What needs to be done>
Every single entry that follows is to be retyped exactly.

──────────────────────────────

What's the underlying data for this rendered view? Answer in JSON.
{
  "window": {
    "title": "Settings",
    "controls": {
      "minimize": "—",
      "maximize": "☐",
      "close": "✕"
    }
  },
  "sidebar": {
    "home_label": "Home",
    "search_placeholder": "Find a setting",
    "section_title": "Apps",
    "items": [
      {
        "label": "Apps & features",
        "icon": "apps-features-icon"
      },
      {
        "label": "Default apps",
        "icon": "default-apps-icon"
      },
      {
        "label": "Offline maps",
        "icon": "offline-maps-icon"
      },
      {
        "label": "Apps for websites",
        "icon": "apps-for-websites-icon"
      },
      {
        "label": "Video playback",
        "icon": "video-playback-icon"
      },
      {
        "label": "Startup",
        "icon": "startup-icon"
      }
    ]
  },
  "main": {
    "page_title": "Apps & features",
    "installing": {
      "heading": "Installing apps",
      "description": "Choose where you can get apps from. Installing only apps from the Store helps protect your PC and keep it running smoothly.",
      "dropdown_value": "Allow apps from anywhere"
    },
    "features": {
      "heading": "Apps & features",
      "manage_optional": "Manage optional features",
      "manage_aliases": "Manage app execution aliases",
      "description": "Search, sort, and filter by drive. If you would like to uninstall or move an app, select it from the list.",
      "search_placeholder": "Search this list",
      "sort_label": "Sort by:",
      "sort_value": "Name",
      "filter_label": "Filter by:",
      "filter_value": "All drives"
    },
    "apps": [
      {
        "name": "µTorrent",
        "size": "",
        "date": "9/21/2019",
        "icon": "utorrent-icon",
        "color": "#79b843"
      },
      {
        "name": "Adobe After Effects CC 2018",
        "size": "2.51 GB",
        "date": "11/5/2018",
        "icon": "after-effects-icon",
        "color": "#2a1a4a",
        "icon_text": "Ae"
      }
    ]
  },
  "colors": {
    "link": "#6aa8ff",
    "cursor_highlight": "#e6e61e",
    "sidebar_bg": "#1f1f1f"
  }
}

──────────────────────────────

Solution to this task>
What's the underlying data for this rendered view? Answer in JSON.
{
  "window": {
    "title": "Settings",
    "controls": {
      "minimize": "—",
      "maximize": "☐",
      "close": "✕"
    }
  },
  "sidebar": {
    "home_label": "Home",
    "search_placeholder": "Find a setting",
    "section_title": "Apps",
    "items": [
      {
        "label": "Apps & features",
        "icon": "apps-features-icon"
      },
      {
        "label": "Default apps",
        "icon": "default-apps-icon"
      },
      {
        "label": "Offline maps",
        "icon": "offline-maps-icon"
      },
      {
        "label": "Apps for websites",
        "icon": "apps-for-websites-icon"
      },
      {
        "label": "Video playback",
        "icon": "video-playback-icon"
      },
      {
        "label": "Startup",
        "icon": "startup-icon"
      }
    ]
  },
  "main": {
    "page_title": "Apps & features",
    "installing": {
      "heading": "Installing apps",
      "description": "Choose where you can get apps from. Installing only apps from the Store helps protect your PC and keep it running smoothly.",
      "dropdown_value": "Allow apps from anywhere"
    },
    "features": {
      "heading": "Apps & features",
      "manage_optional": "Manage optional features",
      "manage_aliases": "Manage app execution aliases",
      "description": "Search, sort, and filter by drive. If you would like to uninstall or move an app, select it from the list.",
      "search_placeholder": "Search this list",
      "sort_label": "Sort by:",
      "sort_value": "Name",
      "filter_label": "Filter by:",
      "filter_value": "All drives"
    },
    "apps": [
      {
        "name": "µTorrent",
        "size": "",
        "date": "9/21/2019",
        "icon": "utorrent-icon",
        "color": "#79b843"
      },
      {
        "name": "Adobe After Effects CC 2018",
        "size": "2.51 GB",
        "date": "11/5/2018",
        "icon": "after-effects-icon",
        "color": "#2a1a4a",
        "icon_text": "Ae"
      }
    ]
  },
  "colors": {
    "link": "#6aa8ff",
    "cursor_highlight": "#e6e61e",
    "sidebar_bg": "#1f1f1f"
  }
}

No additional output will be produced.